I was recommended to visit San Pedro de Atacama by a Chilean friend from home. Situated in the north of Chile close to the Bolivian border, the small town is surrounded by the vast expanses of the Atacama Desert and some incredible scenery.
How to get there
There are regular flights throughout the day from Chile’s capital, Santiago, to the town of Calama. From there it’s just over an hour by bus to San Pedro de Atacama. For those of you with a little more stamina or short on budget, there is an overnight bus direct to San Pedro from Santiago which takes about 24 hours. The buses in general in this part of South America I found to be easy to travel on. They provide you with meals and the seats are wide and recline enough to sleep in.
San Pedro itself is very small with dusty narrow streets and limited infrastructure. However, there are plenty of options for accommodation as well as restaurants and enough supermarkets to buy food to cook for yourself.

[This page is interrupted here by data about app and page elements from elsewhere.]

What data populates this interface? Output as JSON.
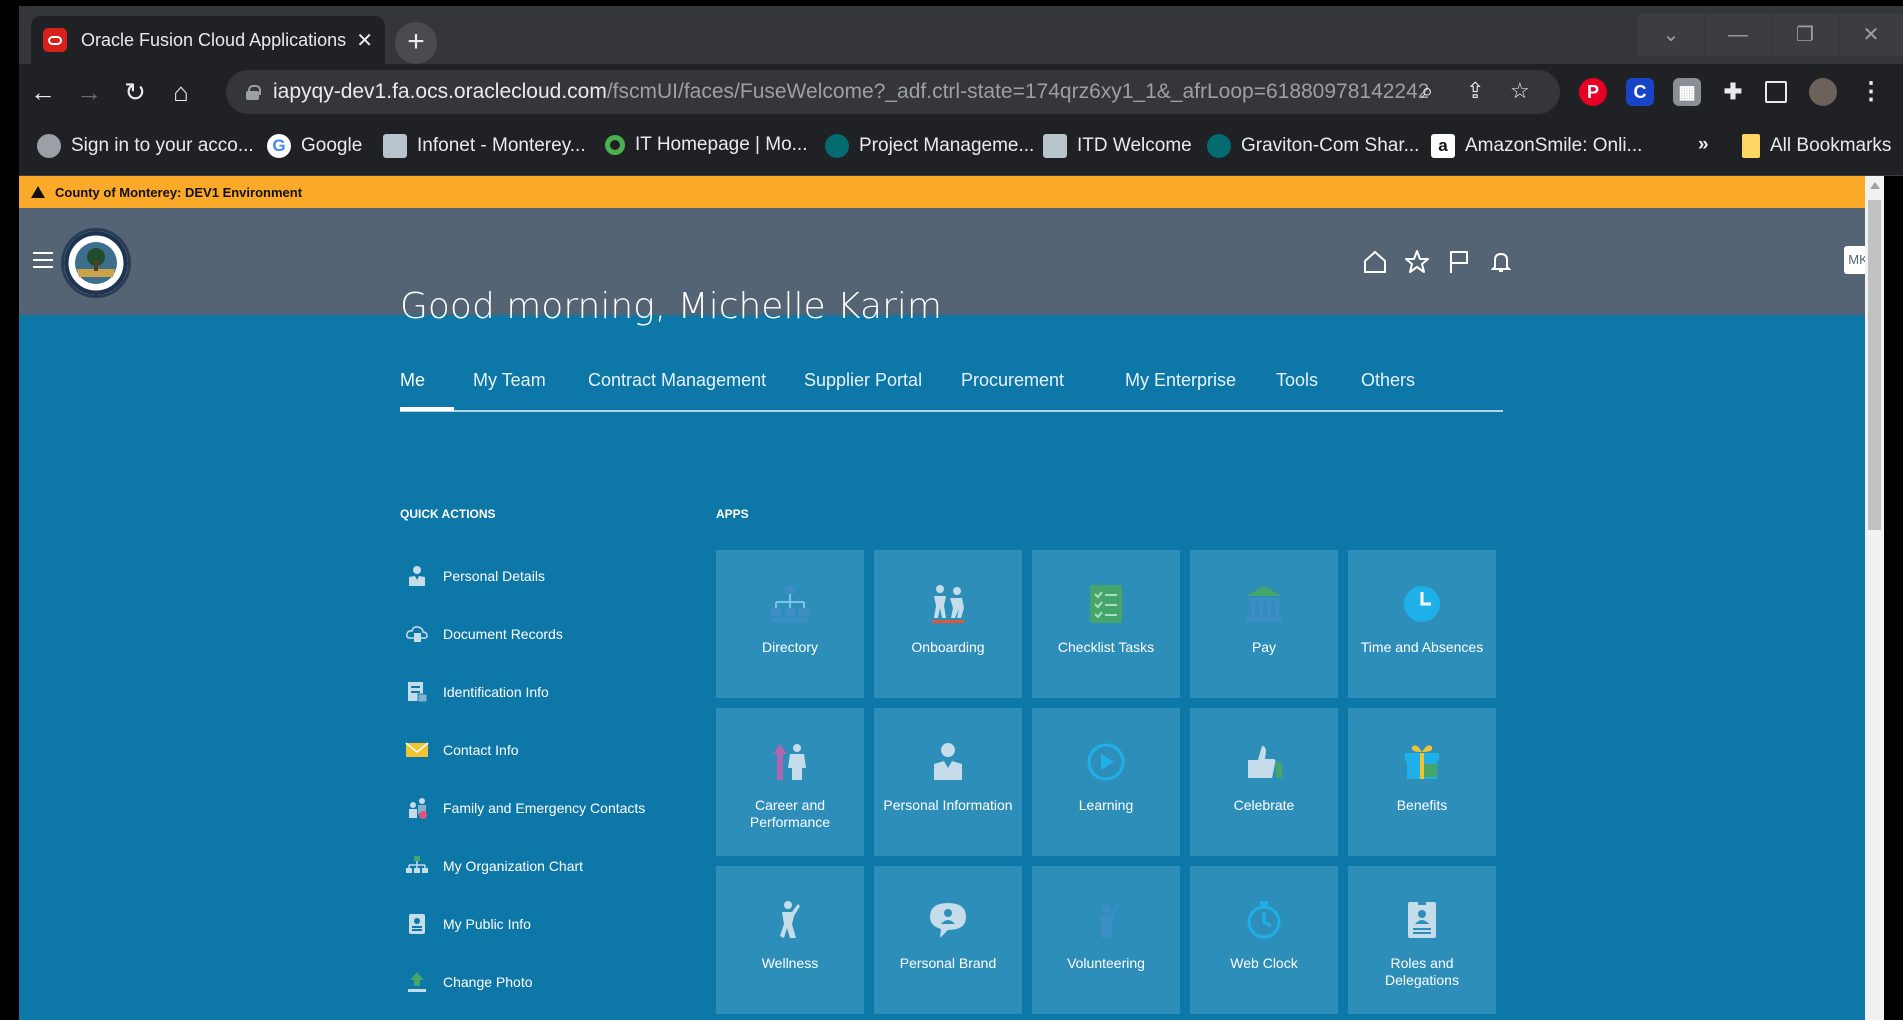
{
  "browser": {
    "tab_title": "Oracle Fusion Cloud Applications",
    "url_host": "iapyqy-dev1.fa.ocs.oraclecloud.com",
    "url_path": "/fscmUI/faces/FuseWelcome?_adf.ctrl-state=174qrz6xy1_1&_afrLoop=61880978142242...",
    "bookmarks": [
      {
        "label": "Sign in to your acco...",
        "icon": "globe-icon",
        "color": "#9aa0a6"
      },
      {
        "label": "Google",
        "icon": "google-icon",
        "color": "#ffffff"
      },
      {
        "label": "Infonet - Monterey...",
        "icon": "county-seal-icon",
        "color": "#b8c4cc"
      },
      {
        "label": "IT Homepage | Mo...",
        "icon": "circle-icon",
        "color": "#4caf50"
      },
      {
        "label": "Project Manageme...",
        "icon": "sharepoint-icon",
        "color": "#036c70"
      },
      {
        "label": "ITD Welcome",
        "icon": "county-seal-icon",
        "color": "#b8c4cc"
      },
      {
        "label": "Graviton-Com Shar...",
        "icon": "sharepoint-icon",
        "color": "#036c70"
      },
      {
        "label": "AmazonSmile: Onli...",
        "icon": "amazon-icon",
        "color": "#ffffff"
      }
    ],
    "more_bookmarks": "»",
    "all_bookmarks": "All Bookmarks"
  },
  "banner": {
    "text": "County of Monterey: DEV1 Environment"
  },
  "header": {
    "avatar_initials": "MK"
  },
  "greeting": "Good morning, Michelle Karim",
  "nav_tabs": [
    "Me",
    "My Team",
    "Contract Management",
    "Supplier Portal",
    "Procurement",
    "My Enterprise",
    "Tools",
    "Others"
  ],
  "quick_actions": {
    "title": "QUICK ACTIONS",
    "items": [
      {
        "label": "Personal Details",
        "icon": "person-icon"
      },
      {
        "label": "Document Records",
        "icon": "cloud-document-icon"
      },
      {
        "label": "Identification Info",
        "icon": "id-document-icon"
      },
      {
        "label": "Contact Info",
        "icon": "envelope-icon"
      },
      {
        "label": "Family and Emergency Contacts",
        "icon": "family-icon"
      },
      {
        "label": "My Organization Chart",
        "icon": "org-chart-icon"
      },
      {
        "label": "My Public Info",
        "icon": "badge-icon"
      },
      {
        "label": "Change Photo",
        "icon": "upload-icon"
      }
    ]
  },
  "apps": {
    "title": "APPS",
    "tiles": [
      {
        "label": "Directory",
        "icon": "directory-icon"
      },
      {
        "label": "Onboarding",
        "icon": "onboarding-icon"
      },
      {
        "label": "Checklist Tasks",
        "icon": "checklist-icon"
      },
      {
        "label": "Pay",
        "icon": "bank-icon"
      },
      {
        "label": "Time and Absences",
        "icon": "clock-icon"
      },
      {
        "label": "Career and Performance",
        "icon": "career-icon"
      },
      {
        "label": "Personal Information",
        "icon": "person-icon"
      },
      {
        "label": "Learning",
        "icon": "play-icon"
      },
      {
        "label": "Celebrate",
        "icon": "thumbs-up-icon"
      },
      {
        "label": "Benefits",
        "icon": "gift-icon"
      },
      {
        "label": "Wellness",
        "icon": "wellness-icon"
      },
      {
        "label": "Personal Brand",
        "icon": "speech-bubble-icon"
      },
      {
        "label": "Volunteering",
        "icon": "volunteer-icon"
      },
      {
        "label": "Web Clock",
        "icon": "stopwatch-icon"
      },
      {
        "label": "Roles and Delegations",
        "icon": "roles-icon"
      }
    ]
  }
}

People often stop there as either their final or initial stop in Chile. A perfect location for a multi-day trek to/from Uyuni and the Bolivian salt flats.
What to see
While there are limited options with regards to things to do in the town itself, there is plenty of choice when it comes to seeing the local area. I had three days there and filled my time with different organised tours. Each involving several places of interest.
Valle de la Luna
The scenery around the Atacama Desert is very reminiscent of Mars or some other alien planet. The red, dusty rocks and vast expansive desert stretching into the distance creates an incredible image. Valle de la Luna (or the Valley of the Moon) has a very cool mix of colours and, as you might expect, a very moon-like feel to it. It was also where I saw the sunset on my first night in the Northern Chilean desert. A beautiful mix of colours stretching out over the landscape as the sun disappeared beyond the horizon.
Earlier in the day I had seen more of the desert and the unique scenery across the region. The range of colour is particularly impressive given you are essentially surrounded by nothing more than dust and rocks.
Speaking of rocks, one of the highlights for me was Piedras Rojas; the Red Rocks. The contrast between the red stone and the blue salt lakes is startling. It’s also pretty cold due to the altitude, as is the case for a lot of the sites in and around San Pedro. Many people have problems with altitude sickness and some excursions carry oxygen tanks as a precaution.
During this tour we saw a lot of wildlife, including several bird species and a lot of guanaco (a member of the llama family). We also crossed the Tropic of Capricorn. Something I did again recently in Africa.
Salar de Tara
If you don’t have time or the budget to reach Uyuni in Bolivia, then the Atacama salt flats are a good alternative. Not quite as large or unending, but they still give you a sense of the vastness these areas generate. Large open areas going on for miles until they disappear into the distance. It’s also incredibly cold, so prepare to wrap up warm.
Throughout the day we were moving between 4,000m to 5,000m and some people had problems acclimatising to the altitude. Something to bear in mind if you’ve experienced altitude sickness in the past.
We also stopped by many lakes during the tour, including Lagunas Miscanti y Miniques. The deep blue shade of the lake contrasts brightly to the yellow of the plant life and red rocks surrounding it.
One of the most famous species to live in this part of the world are the bright pink flamingos. There is a reserve called Reserva Nacional Los Flamencos where you can peacefully enjoy your time watching the birds as they eat, sleep and pass their time in large groups. It’s also where I first learnt that flamingos can in fact fly!
Other popular sights around San Pedro de Atacama include geothermal hot springs and geysers. Location wise it’s a little out of the way, but with the unique scenery on offer there’s nothing else like it on the planet.